- WHAT THE EXERCISE ASKS
Where a line of the records contains the word "active", show that line.

== Segment start ==

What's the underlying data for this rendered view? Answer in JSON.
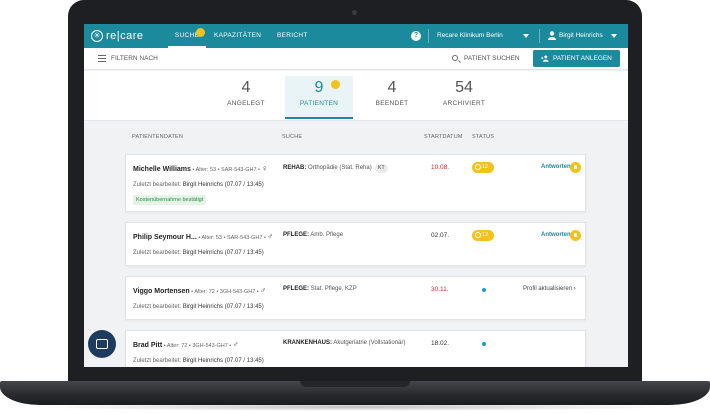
{
  "app": {
    "logo_glyph": "✳",
    "logo_text": "re|care",
    "nav_tabs": [
      {
        "label": "SUCHE",
        "active": true
      },
      {
        "label": "KAPAZITÄTEN",
        "active": false
      },
      {
        "label": "BERICHT",
        "active": false
      }
    ],
    "help_glyph": "?",
    "clinic": "Recare Klinikum Berlin",
    "user": "Birgit Heinrichs"
  },
  "filterbar": {
    "filter_label": "FILTERN NACH",
    "search_label": "PATIENT SUCHEN",
    "add_button": "PATIENT ANLEGEN"
  },
  "stats": [
    {
      "value": "4",
      "label": "ANGELEGT"
    },
    {
      "value": "9",
      "label": "PATIENTEN",
      "active": true
    },
    {
      "value": "4",
      "label": "BEENDET"
    },
    {
      "value": "54",
      "label": "ARCHIVIERT"
    }
  ],
  "table": {
    "headers": {
      "patient": "PATIENTENDATEN",
      "search": "SUCHE",
      "start": "STARTDATUM",
      "status": "STATUS"
    },
    "edited_prefix": "Zuletzt bearbeitet:",
    "rows": [
      {
        "name": "Michelle Williams",
        "meta": " • Alter: 53 • SAR-543-GH7 • ",
        "gender": "♀",
        "edited": "Birgit Heinrichs (07.07 / 13:45)",
        "tag": "Kostenübernahme bestätigt",
        "search_type": "REHAB:",
        "search_detail": " Orthopädie (Stat. Reha)",
        "chip": "KT",
        "date": "10.08.",
        "status_count": "12",
        "action": "Antworten ›"
      },
      {
        "name": "Philip Seymour H...",
        "meta": " • Alter: 53 • SAR-543-GH7 • ",
        "gender": "♂",
        "edited": "Birgit Heinrichs (07.07 / 13:45)",
        "search_type": "PFLEGE:",
        "search_detail": " Amb. Pflege",
        "date": "02.07.",
        "status_count": "12",
        "action": "Antworten ›"
      },
      {
        "name": "Viggo Mortensen",
        "meta": " • Alter: 72 • 3GH-543-GH7 • ",
        "gender": "♂",
        "edited": "Birgit Heinrichs (07.07 / 13:45)",
        "search_type": "PFLEGE:",
        "search_detail": " Stat. Pflege, KZP",
        "date": "30.11.",
        "action": "Profil aktualisieren ›"
      },
      {
        "name": "Brad Pitt",
        "meta": " • Alter: 72 • 3GH-543-GH7 • ",
        "gender": "♂",
        "edited": "Birgit Heinrichs (07.07 / 13:45)",
        "search_type": "KRANKENHAUS:",
        "search_detail": " Akutgeriatrie (Vollstationär)",
        "date": "18.02."
      }
    ]
  },
  "colors": {
    "brand": "#1b8a9c",
    "badge": "#f4c21a",
    "date_red": "#c62b2b",
    "chat": "#1d3a5f"
  }
}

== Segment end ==

- YOUR RESPONSE
        "active": true
        "active": false
        "active": false
      "active": true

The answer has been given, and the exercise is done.